RMP: You have expressed appreciation for Calvin's idea of experience as encounter, in particular that any person one encounters is an image of God, and as such is a profound mystery. Jack is beautifully characterized as haunted by and unable to understand his own waywardness. Yet he is a kind, exquisitely compassionate individual, deeply offended by what has been called our country's original sin, racism. Some commentators have seen themselves in Jack; he may remind others of loved ones who have caused them great pain, especially those suffering from addiction. Through Jack, are you in effect using the wisdom of Calvin's emphasis on human encounter to take aim at the reformer's doctrine of predestination? Are you gently nudging readers in the direction of scripture's warning that we cannot understand the thoughts and ways of God?

MR: Your last sentence is very close to the mark. I don't know what is meant by "take aim," but Calvin's very Renaissance sense of the majesty of the human person (tempered always by a sense of our fallenness) is crucial to his understanding of, in effect, God's fascination with us. If Jack feels like an experience of human encounter, someone the reader might know, or be, then I am well pleased.

RMP: In other interviews you've explained that you wrote Home to give some of the other characters in Gilead their "own lives." However, two women in these novels remain fascinating and unexplored: Lila Ames and Della, Jack's wife. Is there a chance you might write a trilogy, giving these women their own lives, and / or their sons in later years? For readers who care deeply about what will happen to Glory after her father dies and she inherits the Boughton homestead, and about what will happen in Jack's second exile from home in his forties, can you offer a glimmer of hope that they will see a continuance of their stories? (Excuse the coercive nature of this question, but I'm one of those readers.)

MR: I don't know the answer to this question. Time will tell.

RMP: Though little happens in terms of plot, Home's narrative is oddly thrilling—a page-turner—in its rendering of personal observation and perception. The dialogue between Jack and Glory, two of the loneliest characters in recent literature, is extraordinarily sensitive. We watch their perceptions take form, stumble, regroup, and embrace the other in ways that seem to reveal what actually constitutes "home" in human relations. Would you speak to us about your fascination with attention, perception, and the vagaries and blessing involved in building trust, and its artistic expression in character development and interaction?

MR: I feel that people create themselves from a fabric of postures and gestures and expressions, a music of words and hesitations, and that in watching these things you learn who they are. This is what fascinates me about character—to the detriment of plot, I have been told. But to my mind, the movement from estrangement to trust, for example, means much more than some contrived event. But then literature is full of whale hunts and sword fights and wars in heaven. My fascinations are what they are. I love loyalty and trust, and courtesy, and kindness, and sensitivity. They are beautiful things in my mind. They require alertness and self-discipline and patience. And they are qualities that sustain my interest in my characters.

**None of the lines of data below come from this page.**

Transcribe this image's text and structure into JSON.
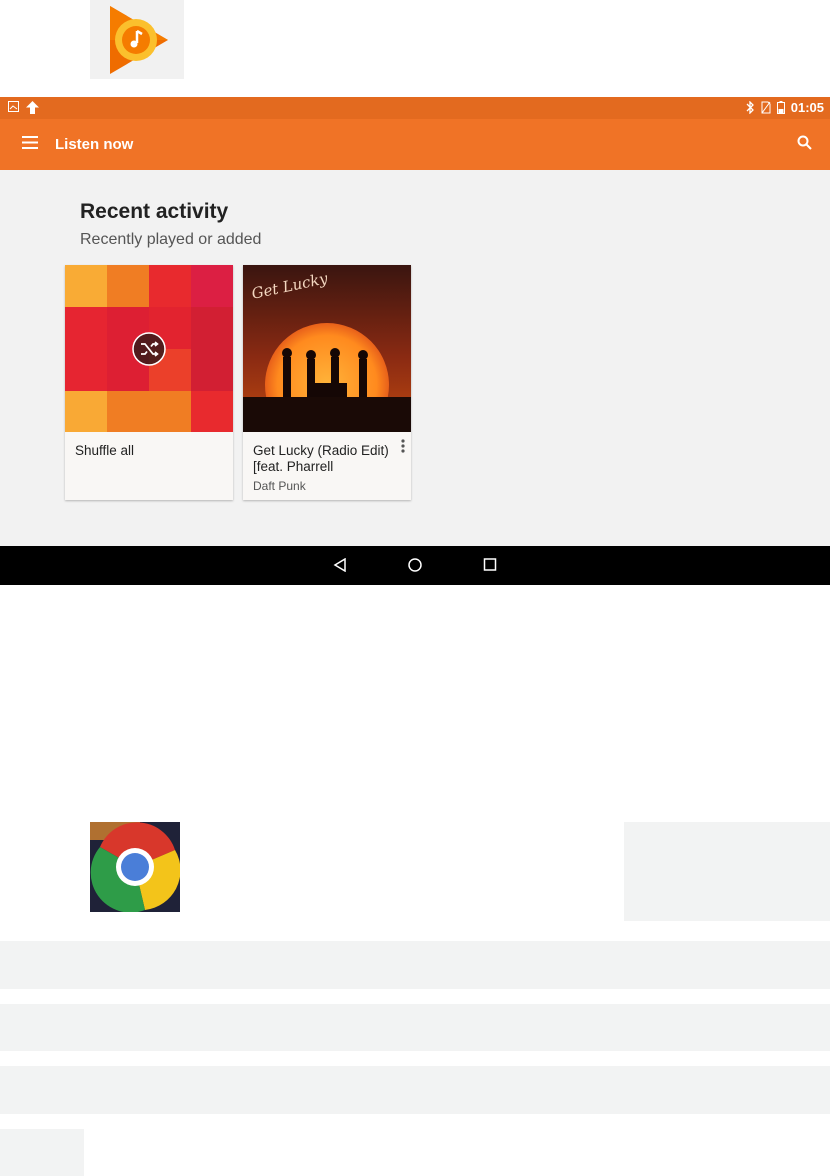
{
  "status_bar": {
    "time": "01:05"
  },
  "toolbar": {
    "title": "Listen now"
  },
  "recent": {
    "title": "Recent activity",
    "subtitle": "Recently played or added"
  },
  "cards": [
    {
      "title": "Shuffle all",
      "subtitle": ""
    },
    {
      "title": "Get Lucky (Radio Edit) [feat. Pharrell",
      "subtitle": "Daft Punk",
      "album_art_text": "Get Lucky"
    }
  ],
  "colors": {
    "toolbar": "#f07326",
    "status_bar": "#e36a1f",
    "nav_bar": "#000000"
  },
  "icons": [
    "play-music-app-icon",
    "menu-icon",
    "search-icon",
    "shuffle-icon",
    "more-vert-icon",
    "back-icon",
    "home-icon",
    "recents-icon",
    "chrome-app-icon"
  ]
}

RMP: Would you reflect upon the matter of loneliness and personal isolation as it relates to our culture's distancing from religious consciousness? What would you wish for the Jacks of this world, who are legion? For the Glorys, for whom religious conviction does little to assuage their loneliness?

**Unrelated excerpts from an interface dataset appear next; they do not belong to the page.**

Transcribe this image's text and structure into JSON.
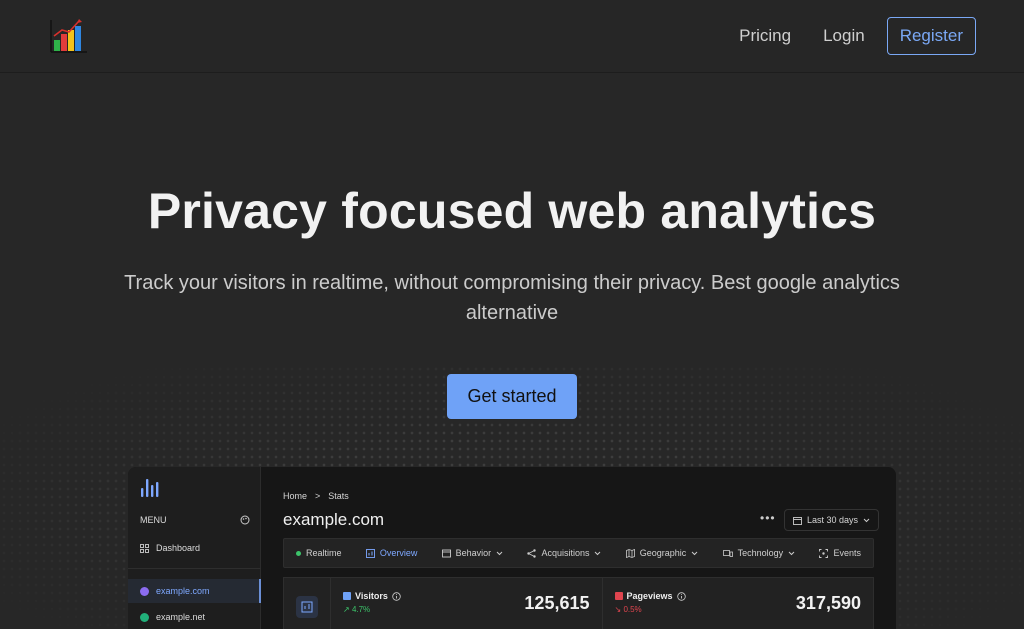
{
  "nav": {
    "pricing": "Pricing",
    "login": "Login",
    "register": "Register"
  },
  "hero": {
    "title": "Privacy focused web analytics",
    "subtitle": "Track your visitors in realtime, without compromising their privacy. Best google analytics alternative",
    "cta": "Get started"
  },
  "preview": {
    "sidebar": {
      "menu_label": "MENU",
      "dashboard": "Dashboard",
      "sites": [
        {
          "label": "example.com",
          "active": true,
          "color": "#8b6cf0"
        },
        {
          "label": "example.net",
          "active": false,
          "color": "#21b07a"
        }
      ]
    },
    "breadcrumb": {
      "home": "Home",
      "separator": ">",
      "current": "Stats"
    },
    "site_title": "example.com",
    "more": "•••",
    "date_range": "Last 30 days",
    "tabs": [
      {
        "label": "Realtime",
        "icon": "live-dot-icon"
      },
      {
        "label": "Overview",
        "icon": "chart-icon",
        "active": true
      },
      {
        "label": "Behavior",
        "icon": "window-icon",
        "dropdown": true
      },
      {
        "label": "Acquisitions",
        "icon": "share-icon",
        "dropdown": true
      },
      {
        "label": "Geographic",
        "icon": "map-icon",
        "dropdown": true
      },
      {
        "label": "Technology",
        "icon": "devices-icon",
        "dropdown": true
      },
      {
        "label": "Events",
        "icon": "focus-icon"
      }
    ],
    "stats": [
      {
        "name": "Visitors",
        "delta": "4.7%",
        "trend": "up",
        "value": "125,615",
        "color": "#6fa2f7"
      },
      {
        "name": "Pageviews",
        "delta": "0.5%",
        "trend": "down",
        "value": "317,590",
        "color": "#e0454f"
      }
    ]
  },
  "colors": {
    "accent": "#6fa2f7",
    "background": "#272727",
    "positive": "#3cc46a",
    "negative": "#e0454f"
  }
}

MR: I am not sure religion is meant to assuage loneliness. Who was ever lonelier than Jesus? "Can you not watch with me one hour?" I think loneliness is the encounter with oneself—who can be great or terrible company, but who does ask all the essential questions. There is a tendency to think of loneliness as a symptom, a sign that life has gone wrong. But it is never only that. I sometimes think it is the one great prerequisite for depth, and for truthfulness.

RMP: As the charms of postmodernism gradually fade, what are your hopes for future exploration—creative and scholarly—of Christianity and literature?

MR: I would like to see a revival of real, exacting, no-nonsense scholarship, and the emergence of rigorous theologies that are especially attentive to human sanctity and divine grace.